[Records excerpted from a collection]
- Opening Delimiter -
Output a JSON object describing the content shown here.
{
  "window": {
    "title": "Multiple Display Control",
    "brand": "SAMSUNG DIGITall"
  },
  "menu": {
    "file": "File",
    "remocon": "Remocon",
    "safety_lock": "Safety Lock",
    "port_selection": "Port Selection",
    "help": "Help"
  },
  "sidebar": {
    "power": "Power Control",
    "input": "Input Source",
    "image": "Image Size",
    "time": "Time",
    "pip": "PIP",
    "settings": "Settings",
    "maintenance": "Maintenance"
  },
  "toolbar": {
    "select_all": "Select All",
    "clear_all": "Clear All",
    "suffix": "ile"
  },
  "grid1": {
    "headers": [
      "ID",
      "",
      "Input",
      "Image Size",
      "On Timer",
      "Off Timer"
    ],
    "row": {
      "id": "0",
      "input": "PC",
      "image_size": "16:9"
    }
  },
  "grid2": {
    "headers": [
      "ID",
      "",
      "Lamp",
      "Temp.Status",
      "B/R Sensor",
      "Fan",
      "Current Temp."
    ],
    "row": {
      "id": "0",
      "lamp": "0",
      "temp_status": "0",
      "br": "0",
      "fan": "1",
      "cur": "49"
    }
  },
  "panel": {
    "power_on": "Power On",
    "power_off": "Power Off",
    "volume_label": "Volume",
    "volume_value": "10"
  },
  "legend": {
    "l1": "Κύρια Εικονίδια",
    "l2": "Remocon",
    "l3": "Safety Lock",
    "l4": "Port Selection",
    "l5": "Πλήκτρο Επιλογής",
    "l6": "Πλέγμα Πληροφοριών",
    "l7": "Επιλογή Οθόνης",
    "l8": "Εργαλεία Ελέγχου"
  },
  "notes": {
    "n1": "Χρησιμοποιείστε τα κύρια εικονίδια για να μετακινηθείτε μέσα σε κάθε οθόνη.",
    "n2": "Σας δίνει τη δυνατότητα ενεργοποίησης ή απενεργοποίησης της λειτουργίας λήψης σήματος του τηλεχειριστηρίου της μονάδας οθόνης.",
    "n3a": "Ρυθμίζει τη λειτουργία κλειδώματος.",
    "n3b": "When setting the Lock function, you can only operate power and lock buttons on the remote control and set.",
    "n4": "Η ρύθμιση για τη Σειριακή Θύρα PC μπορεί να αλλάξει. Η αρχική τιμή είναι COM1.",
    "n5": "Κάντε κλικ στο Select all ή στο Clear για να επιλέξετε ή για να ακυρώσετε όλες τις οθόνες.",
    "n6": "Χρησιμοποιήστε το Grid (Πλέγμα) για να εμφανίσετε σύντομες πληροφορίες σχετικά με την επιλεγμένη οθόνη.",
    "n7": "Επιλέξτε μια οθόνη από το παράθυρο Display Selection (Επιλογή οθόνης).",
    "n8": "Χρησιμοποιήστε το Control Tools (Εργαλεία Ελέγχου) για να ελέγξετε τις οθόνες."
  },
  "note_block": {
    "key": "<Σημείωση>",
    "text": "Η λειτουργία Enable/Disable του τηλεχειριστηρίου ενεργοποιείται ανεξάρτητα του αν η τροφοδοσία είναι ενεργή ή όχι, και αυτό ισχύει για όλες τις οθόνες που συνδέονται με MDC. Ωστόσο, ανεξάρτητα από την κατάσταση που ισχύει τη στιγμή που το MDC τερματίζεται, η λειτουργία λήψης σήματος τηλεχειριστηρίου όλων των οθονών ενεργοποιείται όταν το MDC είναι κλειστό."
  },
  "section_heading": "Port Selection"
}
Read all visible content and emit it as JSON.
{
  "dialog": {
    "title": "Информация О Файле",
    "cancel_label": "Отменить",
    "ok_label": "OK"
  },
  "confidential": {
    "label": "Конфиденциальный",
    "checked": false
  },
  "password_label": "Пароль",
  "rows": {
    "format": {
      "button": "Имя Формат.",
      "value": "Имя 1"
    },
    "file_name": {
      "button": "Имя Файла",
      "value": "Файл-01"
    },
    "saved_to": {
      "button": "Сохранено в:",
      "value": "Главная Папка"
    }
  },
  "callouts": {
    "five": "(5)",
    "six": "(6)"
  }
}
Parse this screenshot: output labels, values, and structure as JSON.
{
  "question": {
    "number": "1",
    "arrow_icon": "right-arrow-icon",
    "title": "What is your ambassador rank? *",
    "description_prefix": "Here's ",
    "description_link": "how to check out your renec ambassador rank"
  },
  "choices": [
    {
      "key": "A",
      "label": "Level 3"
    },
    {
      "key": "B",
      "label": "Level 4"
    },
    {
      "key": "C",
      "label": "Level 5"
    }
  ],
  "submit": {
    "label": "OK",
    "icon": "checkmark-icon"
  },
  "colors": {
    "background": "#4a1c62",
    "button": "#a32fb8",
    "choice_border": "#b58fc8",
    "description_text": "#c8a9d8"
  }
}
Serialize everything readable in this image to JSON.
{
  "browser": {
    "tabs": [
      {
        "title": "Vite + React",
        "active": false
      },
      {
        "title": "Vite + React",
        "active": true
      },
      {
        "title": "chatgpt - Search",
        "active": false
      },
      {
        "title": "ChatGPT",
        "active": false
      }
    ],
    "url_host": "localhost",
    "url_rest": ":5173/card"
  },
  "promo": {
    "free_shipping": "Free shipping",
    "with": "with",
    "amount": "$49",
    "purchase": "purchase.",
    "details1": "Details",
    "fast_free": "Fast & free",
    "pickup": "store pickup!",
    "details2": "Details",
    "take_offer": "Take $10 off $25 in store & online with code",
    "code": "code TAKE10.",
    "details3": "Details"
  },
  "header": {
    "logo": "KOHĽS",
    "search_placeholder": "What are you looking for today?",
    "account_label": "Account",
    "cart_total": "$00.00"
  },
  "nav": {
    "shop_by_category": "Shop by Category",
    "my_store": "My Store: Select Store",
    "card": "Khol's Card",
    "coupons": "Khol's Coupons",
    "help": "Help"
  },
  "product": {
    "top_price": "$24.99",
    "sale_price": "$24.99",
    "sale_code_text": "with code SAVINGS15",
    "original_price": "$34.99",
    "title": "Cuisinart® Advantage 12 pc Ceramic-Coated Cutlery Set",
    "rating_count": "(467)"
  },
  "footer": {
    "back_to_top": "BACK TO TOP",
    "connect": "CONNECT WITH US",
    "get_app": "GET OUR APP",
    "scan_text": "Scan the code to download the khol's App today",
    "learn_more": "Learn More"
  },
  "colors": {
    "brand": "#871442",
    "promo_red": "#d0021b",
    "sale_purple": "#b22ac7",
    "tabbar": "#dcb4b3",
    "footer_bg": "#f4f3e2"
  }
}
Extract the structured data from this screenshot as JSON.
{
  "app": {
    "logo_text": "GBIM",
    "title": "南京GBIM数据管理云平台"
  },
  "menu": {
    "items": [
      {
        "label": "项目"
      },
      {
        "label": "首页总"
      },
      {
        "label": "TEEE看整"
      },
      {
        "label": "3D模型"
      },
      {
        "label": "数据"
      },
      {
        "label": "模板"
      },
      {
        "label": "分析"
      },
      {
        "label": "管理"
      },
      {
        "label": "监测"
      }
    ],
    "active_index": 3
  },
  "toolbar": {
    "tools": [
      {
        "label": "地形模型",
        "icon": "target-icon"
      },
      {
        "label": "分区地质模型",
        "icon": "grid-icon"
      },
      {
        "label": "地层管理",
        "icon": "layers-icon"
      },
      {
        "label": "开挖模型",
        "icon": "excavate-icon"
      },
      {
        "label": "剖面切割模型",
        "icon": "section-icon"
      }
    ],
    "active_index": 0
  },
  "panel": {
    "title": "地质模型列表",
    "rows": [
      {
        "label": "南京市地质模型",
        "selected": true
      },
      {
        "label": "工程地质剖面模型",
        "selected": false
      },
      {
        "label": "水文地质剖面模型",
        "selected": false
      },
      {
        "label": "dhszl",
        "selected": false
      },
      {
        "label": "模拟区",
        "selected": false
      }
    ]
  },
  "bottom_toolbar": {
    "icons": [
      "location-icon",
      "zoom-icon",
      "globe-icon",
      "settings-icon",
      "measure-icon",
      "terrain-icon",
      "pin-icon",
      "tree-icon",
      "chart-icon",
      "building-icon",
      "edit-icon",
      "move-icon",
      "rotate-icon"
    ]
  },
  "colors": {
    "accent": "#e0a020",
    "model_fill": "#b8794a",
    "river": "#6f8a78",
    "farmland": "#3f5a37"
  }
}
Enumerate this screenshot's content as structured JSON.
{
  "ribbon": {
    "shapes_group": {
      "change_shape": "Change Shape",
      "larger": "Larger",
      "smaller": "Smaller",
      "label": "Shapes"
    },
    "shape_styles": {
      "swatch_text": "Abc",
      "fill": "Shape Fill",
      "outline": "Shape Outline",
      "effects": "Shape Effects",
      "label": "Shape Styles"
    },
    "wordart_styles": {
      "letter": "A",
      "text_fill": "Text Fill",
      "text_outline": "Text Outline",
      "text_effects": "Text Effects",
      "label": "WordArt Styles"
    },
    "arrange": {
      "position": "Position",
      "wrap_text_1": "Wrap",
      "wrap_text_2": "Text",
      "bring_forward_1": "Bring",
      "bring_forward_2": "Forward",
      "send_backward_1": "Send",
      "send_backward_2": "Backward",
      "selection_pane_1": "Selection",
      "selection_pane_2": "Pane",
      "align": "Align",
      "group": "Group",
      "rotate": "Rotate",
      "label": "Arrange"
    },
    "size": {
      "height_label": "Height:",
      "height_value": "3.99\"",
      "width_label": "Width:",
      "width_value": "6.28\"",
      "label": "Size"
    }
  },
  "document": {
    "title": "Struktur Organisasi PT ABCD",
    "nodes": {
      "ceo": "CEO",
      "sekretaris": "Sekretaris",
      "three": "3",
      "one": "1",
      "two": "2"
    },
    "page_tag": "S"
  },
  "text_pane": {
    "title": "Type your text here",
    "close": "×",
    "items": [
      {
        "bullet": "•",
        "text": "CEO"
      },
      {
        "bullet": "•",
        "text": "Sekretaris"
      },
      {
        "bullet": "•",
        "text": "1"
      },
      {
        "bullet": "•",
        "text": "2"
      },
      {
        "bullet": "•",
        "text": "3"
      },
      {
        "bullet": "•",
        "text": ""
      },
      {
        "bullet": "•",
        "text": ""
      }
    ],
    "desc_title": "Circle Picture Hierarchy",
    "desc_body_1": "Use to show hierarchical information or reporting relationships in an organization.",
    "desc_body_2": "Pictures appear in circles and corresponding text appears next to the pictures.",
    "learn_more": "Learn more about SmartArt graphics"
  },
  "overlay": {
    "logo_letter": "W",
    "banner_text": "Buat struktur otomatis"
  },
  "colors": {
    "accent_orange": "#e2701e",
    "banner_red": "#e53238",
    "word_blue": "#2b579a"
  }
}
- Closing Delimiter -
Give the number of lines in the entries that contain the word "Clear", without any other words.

2